§ TASK INSTRUCTIONS: What's wanted is each entry repeated verbatim, minus its images.

# # # # # # #

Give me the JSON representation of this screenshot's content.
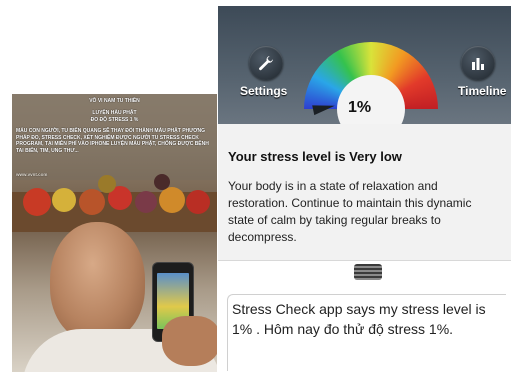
{
  "photo": {
    "title": "VÔ VI NAM TU THIỀN",
    "subtitle1": "LUYỆN HÀU PHẬT",
    "subtitle2": "ĐO ĐỘ STRESS 1 %",
    "body": "MÁU CON NGƯỜI, TU BIẾN QUANG SẼ THAY ĐỔI THÀNH MÁU PHẬT PHƯƠNG PHÁP ĐO, STRESS CHECK, XÉT NGHIỆM ĐƯỢC NGƯỜI TU STRESS CHECK PROGRAM, TẠI MIỄN PHÍ VÀO IPHONE LUYỆN MÁU PHẬT, CHỐNG ĐƯỢC BỆNH TAI BIẾN, TIM, UNG THƯ...",
    "site": "www.vvnt.com"
  },
  "app": {
    "settings_label": "Settings",
    "timeline_label": "Timeline",
    "stress_percent": "1%",
    "gauge_level": 0.01,
    "result_title": "Your stress level is Very low",
    "result_body": "Your body is in a state of relaxation and restoration. Continue to maintain this dynamic state of calm by taking regular breaks to decompress.",
    "icons": {
      "settings": "wrench-icon",
      "timeline": "bar-chart-icon",
      "drag": "drag-handle-icon"
    }
  },
  "caption": {
    "text": "Stress Check app says my stress level is 1% . Hôm nay đo thử độ stress 1%."
  },
  "colors": {
    "top_bar": "#3d4a57",
    "card": "#f2f2f2",
    "gauge_low": "#2e3fd0",
    "gauge_high": "#c21f24"
  }
}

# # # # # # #

§ SOLUTION FOR THIS TASK:
Give me the JSON representation of this screenshot's content.
{
  "photo": {
    "title": "VÔ VI NAM TU THIỀN",
    "subtitle1": "LUYỆN HÀU PHẬT",
    "subtitle2": "ĐO ĐỘ STRESS 1 %",
    "body": "MÁU CON NGƯỜI, TU BIẾN QUANG SẼ THAY ĐỔI THÀNH MÁU PHẬT PHƯƠNG PHÁP ĐO, STRESS CHECK, XÉT NGHIỆM ĐƯỢC NGƯỜI TU STRESS CHECK PROGRAM, TẠI MIỄN PHÍ VÀO IPHONE LUYỆN MÁU PHẬT, CHỐNG ĐƯỢC BỆNH TAI BIẾN, TIM, UNG THƯ...",
    "site": "www.vvnt.com"
  },
  "app": {
    "settings_label": "Settings",
    "timeline_label": "Timeline",
    "stress_percent": "1%",
    "gauge_level": 0.01,
    "result_title": "Your stress level is Very low",
    "result_body": "Your body is in a state of relaxation and restoration. Continue to maintain this dynamic state of calm by taking regular breaks to decompress.",
    "icons": {
      "settings": "wrench-icon",
      "timeline": "bar-chart-icon",
      "drag": "drag-handle-icon"
    }
  },
  "caption": {
    "text": "Stress Check app says my stress level is 1% . Hôm nay đo thử độ stress 1%."
  },
  "colors": {
    "top_bar": "#3d4a57",
    "card": "#f2f2f2",
    "gauge_low": "#2e3fd0",
    "gauge_high": "#c21f24"
  }
}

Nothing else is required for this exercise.